Overall, the Nikon D90 does quite well at high ISOs. You could arguably use its ISO 3,200 shots to make 13x19 inch prints suitable for wall display, but they'll look much better as 8x10s. (Surprisingly clean, albeit with some loss of subtle detail. We think most readers would be quite pleased with 8x10s from the D90's ISO 3,200 images.) At ISO 6,400, the D90's images are too noisy to use for 8x10 inch prints, but they look just fine at 5x7 inches.

Color-wise, the Nikon D90 did very well. At its default settings, its colors (particularly reds) are a bit more saturated looking than those of the D80, but we think they'd fall within an acceptable range for most shooters. Green and orange shades in particular are also brighter than the D80's somewhat undersaturated handling of those colors, but the overall effect is pretty pleasing. (If you like less-saturated color, just take the saturation adjustment down a notch.) Hue accuracy is also good, better than that of the D80 by a nose. A very good performance overall.

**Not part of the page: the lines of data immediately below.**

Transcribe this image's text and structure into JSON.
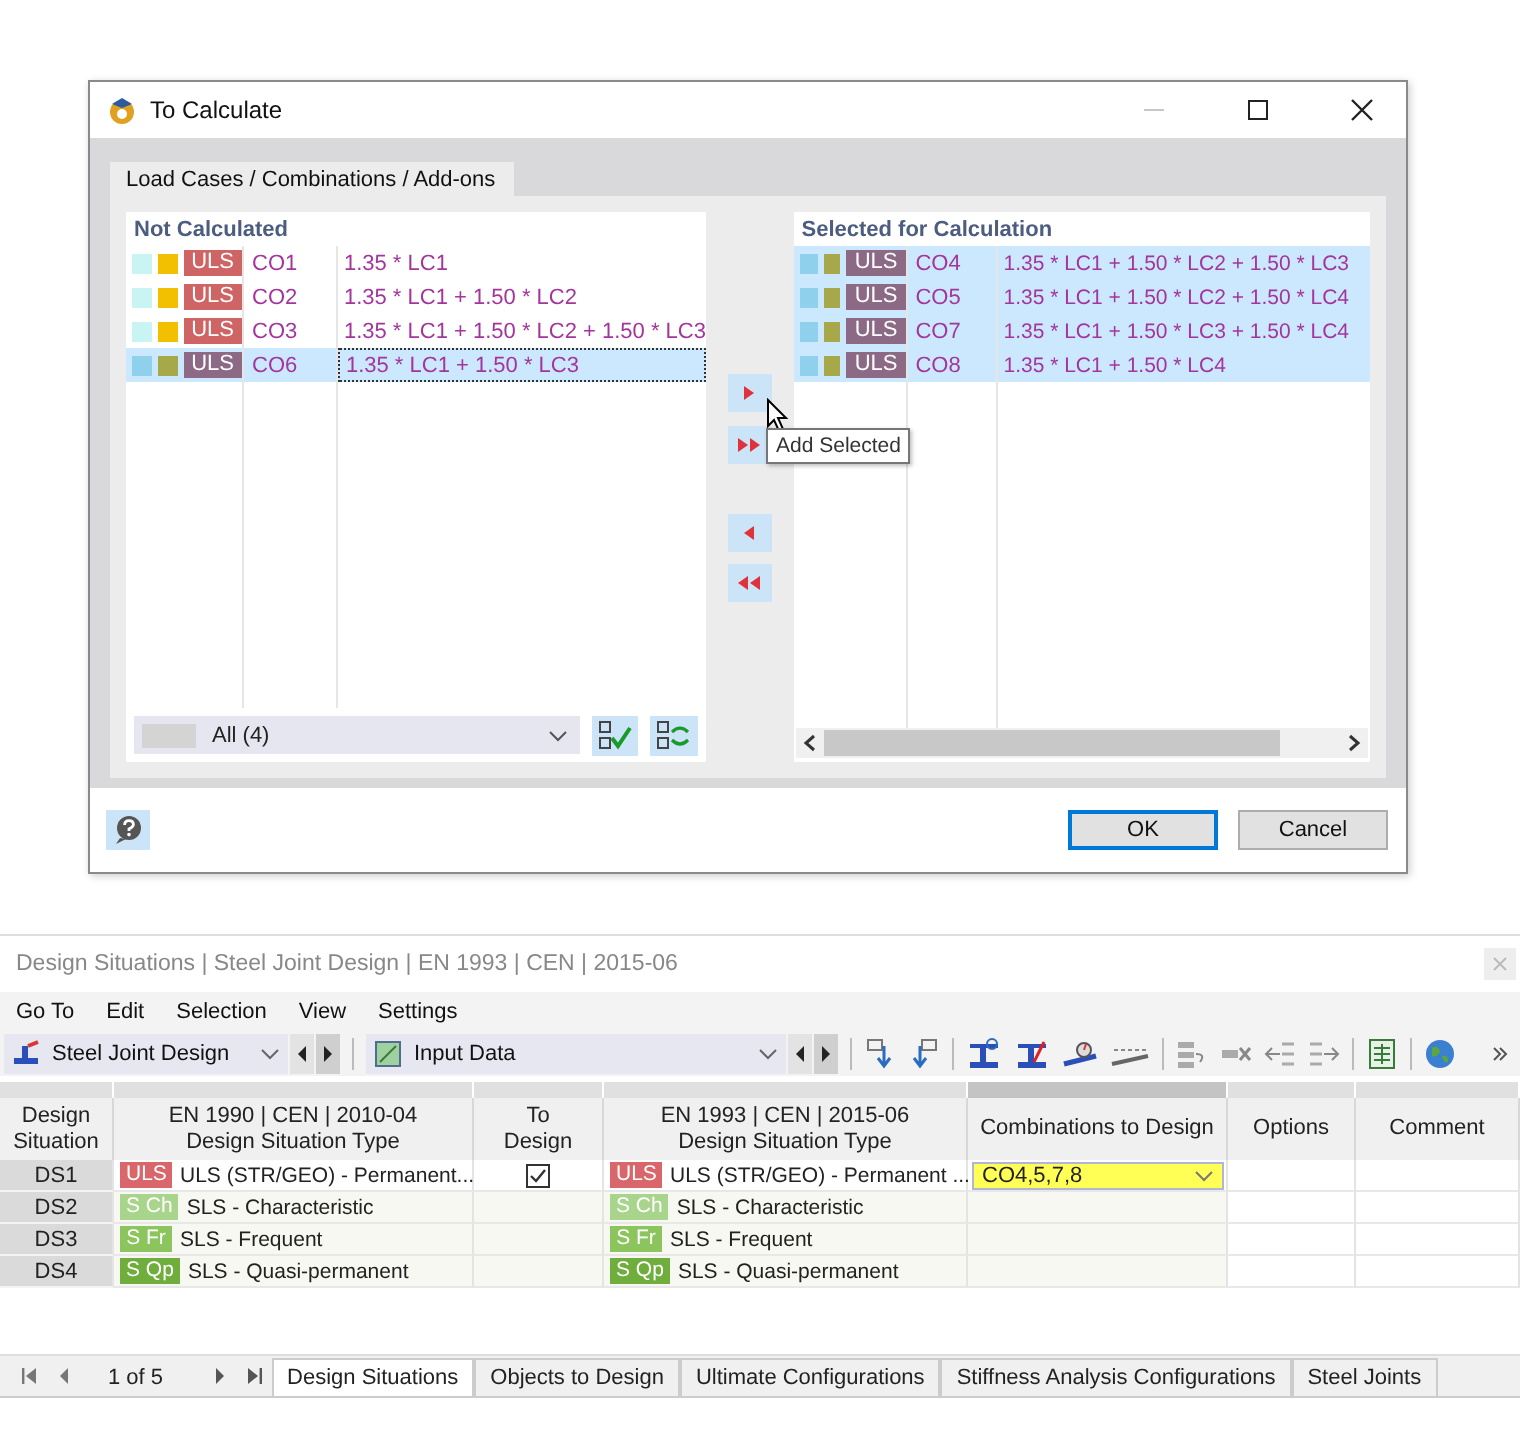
{
  "dialog": {
    "title": "To Calculate",
    "tab": "Load Cases / Combinations / Add-ons",
    "not_calculated": {
      "title": "Not Calculated",
      "filter": "All (4)",
      "rows": [
        {
          "type": "ULS",
          "name": "CO1",
          "formula": "1.35 * LC1",
          "selected": false
        },
        {
          "type": "ULS",
          "name": "CO2",
          "formula": "1.35 * LC1 + 1.50 * LC2",
          "selected": false
        },
        {
          "type": "ULS",
          "name": "CO3",
          "formula": "1.35 * LC1 + 1.50 * LC2 + 1.50 * LC3",
          "selected": false
        },
        {
          "type": "ULS",
          "name": "CO6",
          "formula": "1.35 * LC1 + 1.50 * LC3",
          "selected": true
        }
      ]
    },
    "transfer_buttons": [
      {
        "kind": "add"
      },
      {
        "kind": "add_all"
      },
      {
        "kind": "remove"
      },
      {
        "kind": "remove_all"
      }
    ],
    "tooltip": "Add Selected",
    "selected_for_calculation": {
      "title": "Selected for Calculation",
      "rows": [
        {
          "type": "ULS",
          "name": "CO4",
          "formula": "1.35 * LC1 + 1.50 * LC2 + 1.50 * LC3",
          "selected": true
        },
        {
          "type": "ULS",
          "name": "CO5",
          "formula": "1.35 * LC1 + 1.50 * LC2 + 1.50 * LC4",
          "selected": true
        },
        {
          "type": "ULS",
          "name": "CO7",
          "formula": "1.35 * LC1 + 1.50 * LC3 + 1.50 * LC4",
          "selected": true
        },
        {
          "type": "ULS",
          "name": "CO8",
          "formula": "1.35 * LC1 + 1.50 * LC4",
          "selected": true
        }
      ]
    },
    "buttons": [
      {
        "label": "OK",
        "default": true
      },
      {
        "label": "Cancel",
        "default": false
      }
    ]
  },
  "design_panel": {
    "title": "Design Situations | Steel Joint Design | EN 1993 | CEN | 2015-06",
    "menu": [
      "Go To",
      "Edit",
      "Selection",
      "View",
      "Settings"
    ],
    "module": "Steel Joint Design",
    "view": "Input Data",
    "table": {
      "columns": [
        {
          "lines": [
            "Design",
            "Situation"
          ]
        },
        {
          "lines": [
            "EN 1990 | CEN | 2010-04",
            "Design Situation Type"
          ]
        },
        {
          "lines": [
            "To",
            "Design"
          ]
        },
        {
          "lines": [
            "EN 1993 | CEN | 2015-06",
            "Design Situation Type"
          ]
        },
        {
          "lines": [
            "Combinations to Design"
          ]
        },
        {
          "lines": [
            "Options"
          ]
        },
        {
          "lines": [
            "Comment"
          ]
        }
      ],
      "rows": [
        {
          "id": "DS1",
          "en1990": {
            "badge": "ULS",
            "color": "#d9666a",
            "text": "ULS (STR/GEO) - Permanent..."
          },
          "to_design": {
            "checked": true
          },
          "en1993": {
            "badge": "ULS",
            "color": "#d9666a",
            "text": "ULS (STR/GEO) - Permanent ..."
          },
          "combinations": "CO4,5,7,8"
        },
        {
          "id": "DS2",
          "en1990": {
            "badge": "S Ch",
            "color": "#a9d48c",
            "text": "SLS - Characteristic"
          },
          "en1993": {
            "badge": "S Ch",
            "color": "#a9d48c",
            "text": "SLS - Characteristic"
          }
        },
        {
          "id": "DS3",
          "en1990": {
            "badge": "S Fr",
            "color": "#8cc45e",
            "text": "SLS - Frequent"
          },
          "en1993": {
            "badge": "S Fr",
            "color": "#8cc45e",
            "text": "SLS - Frequent"
          }
        },
        {
          "id": "DS4",
          "en1990": {
            "badge": "S Qp",
            "color": "#6fae3c",
            "text": "SLS - Quasi-permanent"
          },
          "en1993": {
            "badge": "S Qp",
            "color": "#6fae3c",
            "text": "SLS - Quasi-permanent"
          }
        }
      ]
    },
    "pager": "1 of 5",
    "tabs": [
      {
        "label": "Design Situations",
        "selected": true
      },
      {
        "label": "Objects to Design",
        "selected": false
      },
      {
        "label": "Ultimate Configurations",
        "selected": false
      },
      {
        "label": "Stiffness Analysis Configurations",
        "selected": false
      },
      {
        "label": "Steel Joints",
        "selected": false
      }
    ]
  }
}
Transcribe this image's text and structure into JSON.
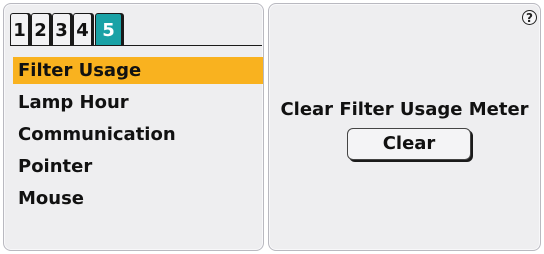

Testing hundreds of digital cameras, we've found that you can only tell just so much about a camera's image quality by viewing its images on-screen. Ultimately, there's no substitute for printing a lot of images and examining them closely. For this reason, we now routinely print sample images from the cameras we test on our Canon Pro9000 studio printer, and on the Canon iP5200 here in the office. (See the Canon PIXMA Pro9000 review for details on that model.)